Before our third test we moved fifty miles inland, from Civitavecchia, Rome’s Tyrrhenian Sea port, to Rome itself. We did this to avoid some inclement weather. It was also raining in Rome but we felt better protected inland. She announced the third test which was to give her a taste of celebrity fame. We both stared in disbelief as seagulls generally do not want renown. It isn’t associated with good chick rearing, but neither of us wished to compromise our chances, and so we flew off. I hovered close as I was unable to think of a way to gain recognition but he soon came back bearing a cardinal’s ring. He had brazenly stolen it from a Vatican window. I was horrified. I told her that she would be making a big mistake to mate with this thief for all his responses to her tests indicated that he was one. I told her that thieves eventually get caught and that she would be left alone, probably right in the middle of the nesting season. She harkened to my arguments but, faithful bird that she is, she maintained that she would keep to her word. How I loved her for her stoicism. She conceded that I had until midnight to prove myself.

But how could I prove myself? I flew off and settled on one of the Sistine Chapel vents. It was warm and comforting and gave me a view of the crowds of people below – what, I wondered, were they up to? As I stood there, balancing on one foot, I tried to pray to St. Francis, her patron, but of little avail. I asked for an omen, something to assist me in my quest. All of sudden I got what I asked for as white smoke began to pour out of the vent at my foot, at the same time the crowds of people below erupted into jubilant applause. I flew down to my lost love. She was sitting on the head of one of the statues on top of the Bernini colonnade around the Square. But she was not lost she was squawking with joy. She was using her long eyesight to watch a news broadcast through one of the windows opposite. She explained that the white smoke was a signal that the Cardinals had elected a new Pope, and that while I was sitting on the stack I was viewed by millions all over the world. I had achieved fame beyond our wildest dreams and was, at that very moment, being tweeted worldwide.

The Image – a poem


This is a poem which I wrote some time ago. Last week I plagiarized it to use it to answer Eric Alagan’s challenge for a 55 word piece on portrait which he posted on Written Words Never Die This being so I thought that I ought to post the whole poem here.

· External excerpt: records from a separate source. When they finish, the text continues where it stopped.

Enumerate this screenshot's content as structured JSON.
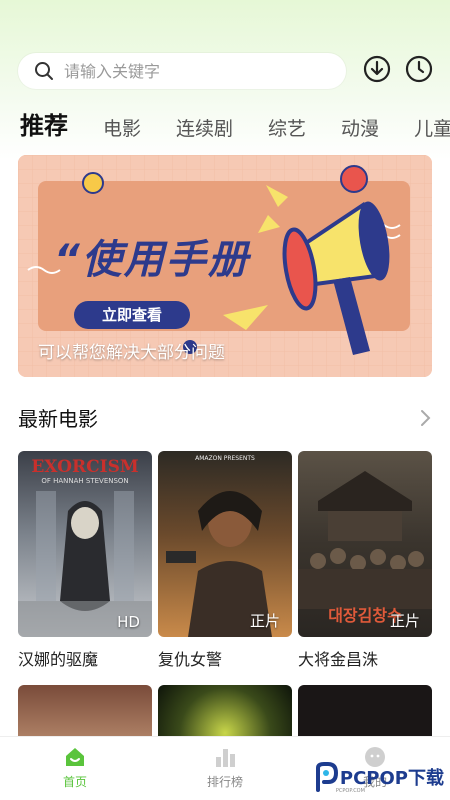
{
  "search": {
    "placeholder": "请输入关键字"
  },
  "header": {
    "download_icon": "download-icon",
    "history_icon": "clock-icon"
  },
  "tabs": [
    "推荐",
    "电影",
    "连续剧",
    "综艺",
    "动漫",
    "儿童"
  ],
  "banner": {
    "headline": "“使用手册",
    "button_label": "立即查看",
    "caption": "可以帮您解决大部分问题"
  },
  "section": {
    "title": "最新电影",
    "more_icon": "chevron-right-icon"
  },
  "movies": [
    {
      "title": "汉娜的驱魔",
      "badge": "HD",
      "poster_text": "EXORCISM",
      "poster_sub": "OF HANNAH STEVENSON"
    },
    {
      "title": "复仇女警",
      "badge": "正片",
      "poster_text": "AMAZON PRESENTS"
    },
    {
      "title": "大将金昌洙",
      "badge": "正片"
    }
  ],
  "nav": [
    {
      "label": "首页",
      "icon": "home-icon"
    },
    {
      "label": "排行榜",
      "icon": "chart-icon"
    },
    {
      "label": "我的",
      "icon": "user-icon"
    }
  ],
  "watermark": {
    "text": "PCPOP下载",
    "sub": "PCPOP.COM"
  },
  "colors": {
    "accent": "#5ac43c",
    "banner_bg": "#f6c9b4",
    "banner_panel": "#e8a07c",
    "banner_button": "#2d3a8c"
  }
}
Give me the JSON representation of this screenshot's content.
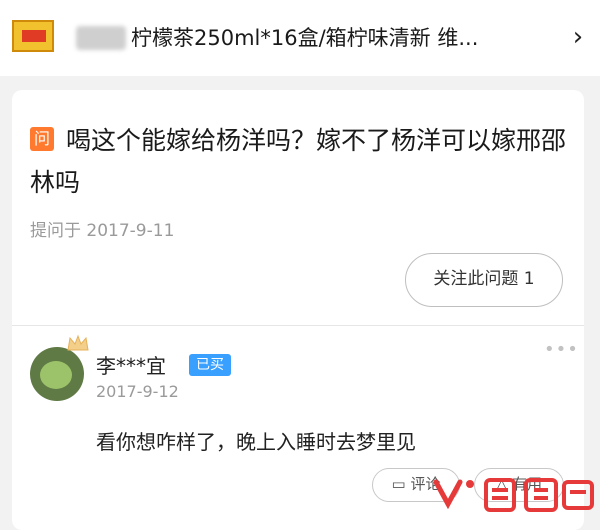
{
  "product": {
    "title": "柠檬茶250ml*16盒/箱柠味清新 维...",
    "chevron": "›"
  },
  "question": {
    "badge": "问",
    "text": "喝这个能嫁给杨洋吗？嫁不了杨洋可以嫁邢邵林吗",
    "date": "提问于 2017-9-11",
    "follow_label": "关注此问题 1"
  },
  "answer": {
    "username": "李***宜",
    "badge": "已买",
    "date": "2017-9-12",
    "text": "看你想咋样了，晚上入睡时去梦里见",
    "more": "•••",
    "comment_label": "评论",
    "useful_label": "有用"
  },
  "watermark": {
    "text": "人人都是产品经理"
  },
  "colors": {
    "question_badge": "#ff7a2f",
    "bought_badge": "#3aa0ff",
    "watermark_red": "#e63a3a"
  }
}
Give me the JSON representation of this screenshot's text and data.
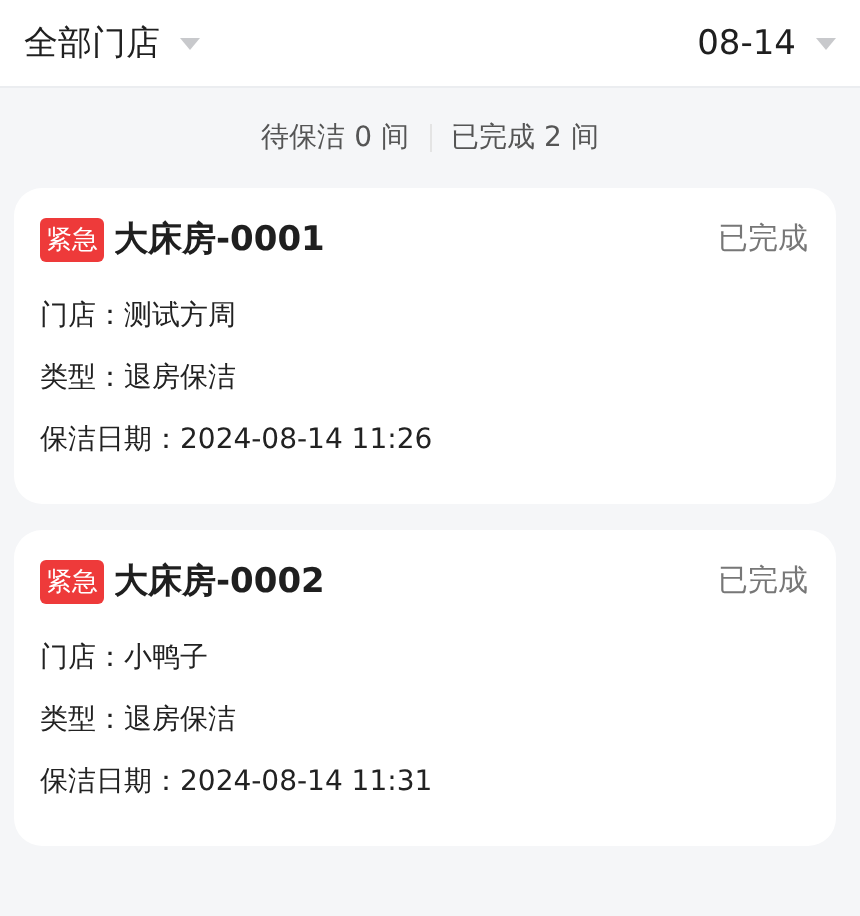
{
  "filters": [
    {
      "label": "全部门店"
    },
    {
      "label": "08-14"
    }
  ],
  "summary": [
    "待保洁 0 间",
    "已完成 2 间"
  ],
  "rooms": [
    {
      "tag": "紧急",
      "urgent": true,
      "name": "大床房-0001",
      "status": "已完成",
      "details": [
        "门店：测试方周",
        "类型：退房保洁",
        "保洁日期：2024-08-14 11:26"
      ]
    },
    {
      "tag": "紧急",
      "urgent": true,
      "name": "大床房-0002",
      "status": "已完成",
      "details": [
        "门店：小鸭子",
        "类型：退房保洁",
        "保洁日期：2024-08-14 11:31"
      ]
    }
  ]
}
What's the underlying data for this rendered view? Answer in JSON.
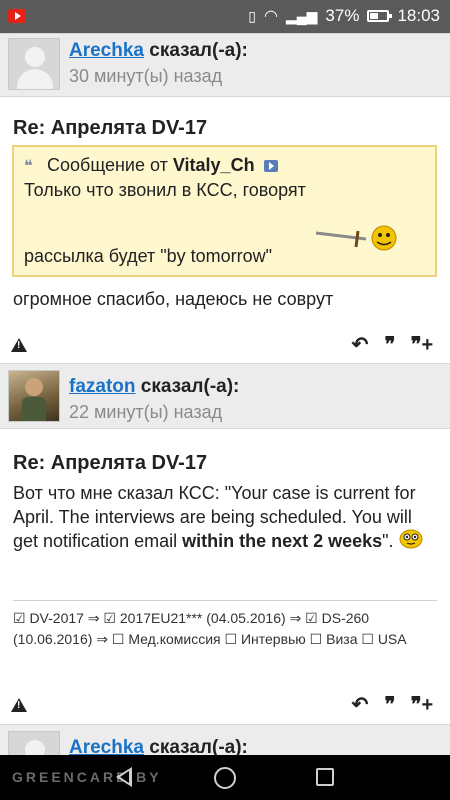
{
  "status_bar": {
    "battery_percent": "37%",
    "time": "18:03",
    "icons": [
      "youtube-icon",
      "vibrate-icon",
      "wifi-icon",
      "signal-icon",
      "battery-icon"
    ]
  },
  "posts": [
    {
      "author": "Arechka",
      "said": "сказал(-а):",
      "time_ago": "30 минут(ы) назад",
      "title": "Re: Апрелята DV-17",
      "quote": {
        "prefix": "Сообщение от",
        "author": "Vitaly_Ch",
        "line1": "Только что звонил в КСС, говорят",
        "line2": "рассылка будет \"by tomorrow\""
      },
      "text": "огромное спасибо, надеюсь не соврут"
    },
    {
      "author": "fazaton",
      "said": "сказал(-а):",
      "time_ago": "22 минут(ы) назад",
      "title": "Re: Апрелята DV-17",
      "text_part1": "Вот что мне сказал КСС: \"Your case is current for April. The interviews are being scheduled. You will get notification email ",
      "text_bold": "within the next 2 weeks",
      "text_part2": "\".",
      "signature": "☑ DV-2017 ⇒ ☑ 2017EU21*** (04.05.2016) ⇒ ☑ DS-260 (10.06.2016) ⇒ ☐ Мед.комиссия ☐ Интервью ☐ Виза ☐ USA"
    },
    {
      "author": "Arechka",
      "said": "сказал(-а):"
    }
  ],
  "actions": {
    "report": "▲",
    "reply": "↶",
    "quote": "❞",
    "multiquote": "❞+"
  },
  "nav_bar": {
    "watermark": "GREENCARD.BY"
  }
}
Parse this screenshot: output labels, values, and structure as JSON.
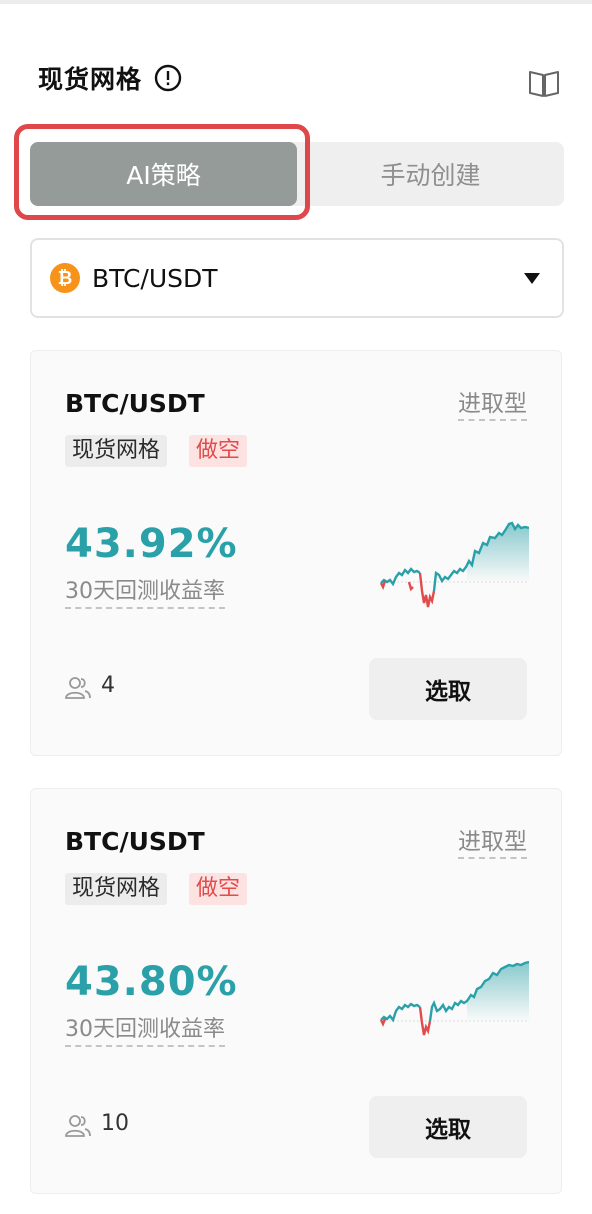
{
  "header": {
    "title": "现货网格"
  },
  "tabs": [
    {
      "label": "AI策略",
      "active": true
    },
    {
      "label": "手动创建",
      "active": false
    }
  ],
  "pair_selector": {
    "coin_symbol": "₿",
    "value": "BTC/USDT"
  },
  "colors": {
    "accent_teal": "#2aa1a8",
    "loss_red": "#e14b4b",
    "highlight_red": "#e0474a",
    "active_tab": "#959b98"
  },
  "strategies": [
    {
      "pair": "BTC/USDT",
      "risk_level": "进取型",
      "tags": [
        "现货网格",
        "做空"
      ],
      "roi": "43.92%",
      "roi_label": "30天回测收益率",
      "users": "4",
      "button": "选取"
    },
    {
      "pair": "BTC/USDT",
      "risk_level": "进取型",
      "tags": [
        "现货网格",
        "做空"
      ],
      "roi": "43.80%",
      "roi_label": "30天回测收益率",
      "users": "10",
      "button": "选取"
    }
  ]
}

An image random found
In the city’s anonymous crowd
Is held before my outstretched person,
As precious as a famous portrait,
As fresh as a saint in fresco.
A face in the rushing crowd,
Suddenly, to transcend the media,
Being to me a window
Opening to you beyond.
So the face hoarded, valued,
As a great master’s painting,
Timeless, space-less, beautiful,
Is hung in the galleries of my mind.